(Excerpts from a dataset)

===============

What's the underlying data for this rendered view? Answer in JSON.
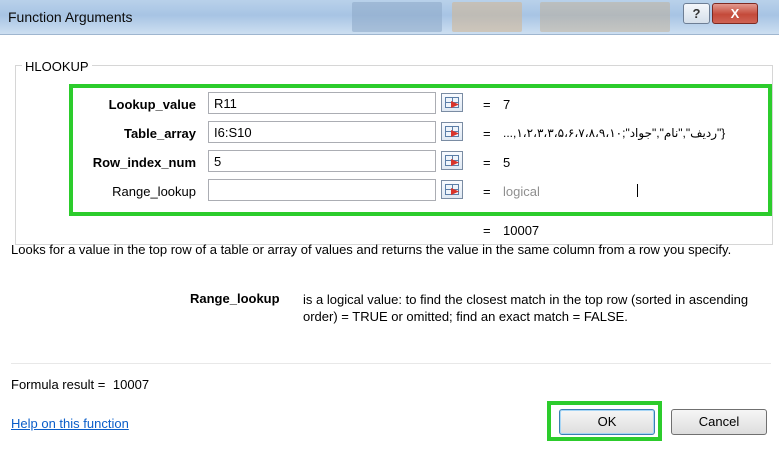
{
  "window": {
    "title": "Function Arguments",
    "help_glyph": "?",
    "close_glyph": "X",
    "background_color": "#ffffff",
    "title_bar_color": "#b9d1ea",
    "highlight_color": "#2ccc2c"
  },
  "function_name": "HLOOKUP",
  "arguments": [
    {
      "label": "Lookup_value",
      "bold": true,
      "input": "R11",
      "equals": "=",
      "result": "7",
      "icon": "collapse-dialog-icon"
    },
    {
      "label": "Table_array",
      "bold": true,
      "input": "I6:S10",
      "equals": "=",
      "result": "{\"ردیف\",\"نام\",\"جواد\";١،٢،٣،٣،۵،۶،٧،٨،٩،١٠,...",
      "icon": "collapse-dialog-icon"
    },
    {
      "label": "Row_index_num",
      "bold": true,
      "input": "5",
      "equals": "=",
      "result": "5",
      "icon": "collapse-dialog-icon"
    },
    {
      "label": "Range_lookup",
      "bold": false,
      "input": "",
      "equals": "=",
      "result": "logical",
      "icon": "collapse-dialog-icon"
    }
  ],
  "function_result": {
    "equals": "=",
    "value": "10007"
  },
  "description": "Looks for a value in the top row of a table or array of values and returns the value in the same column from a row you specify.",
  "parameter_help": {
    "name": "Range_lookup",
    "text": "is a logical value: to find the closest match in the top row (sorted in ascending order) = TRUE or omitted; find an exact match = FALSE."
  },
  "formula_result": {
    "label": "Formula result =",
    "value": "10007"
  },
  "help_link": "Help on this function",
  "buttons": {
    "ok": "OK",
    "cancel": "Cancel"
  }
}
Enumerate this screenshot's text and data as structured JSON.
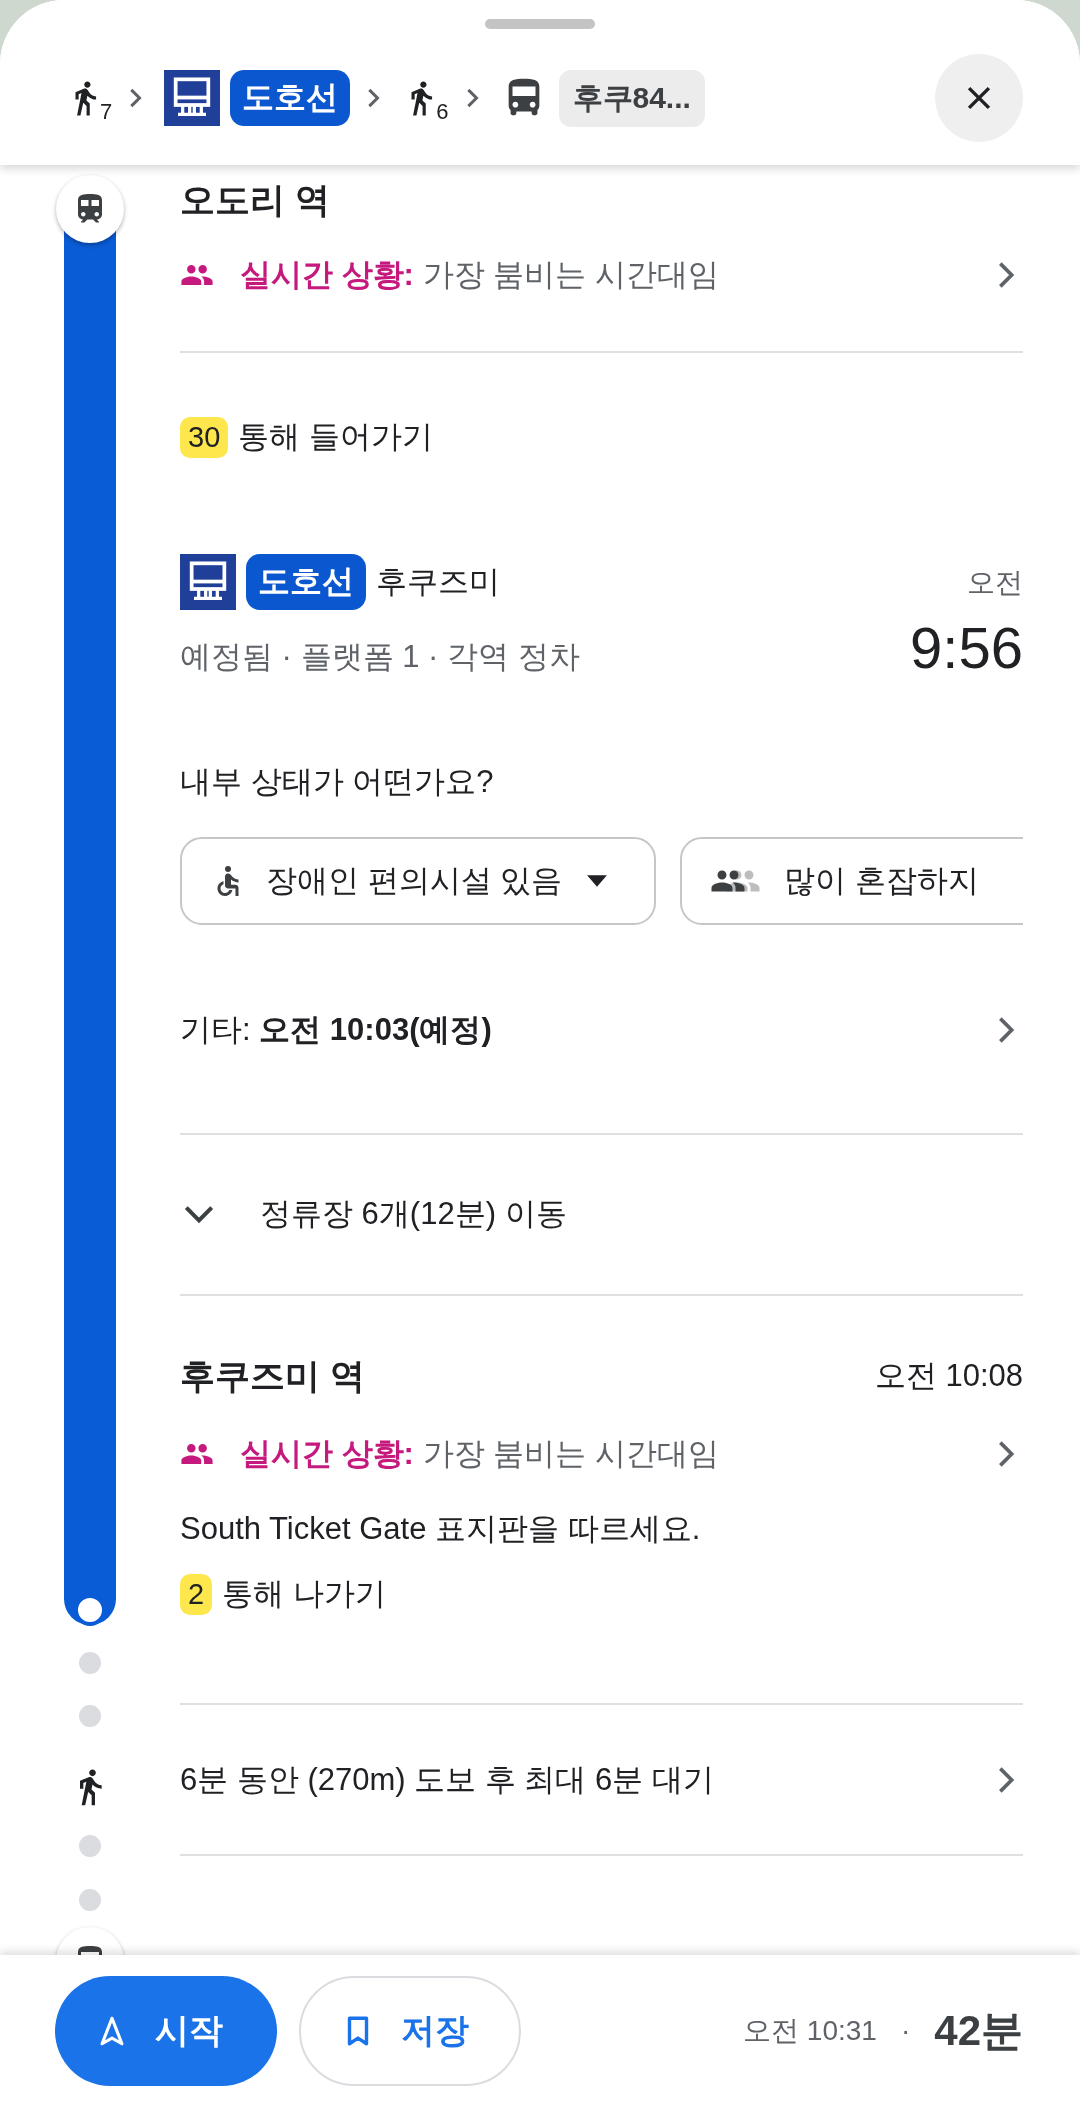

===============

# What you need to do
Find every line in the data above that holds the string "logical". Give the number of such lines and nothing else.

# Exercise output
2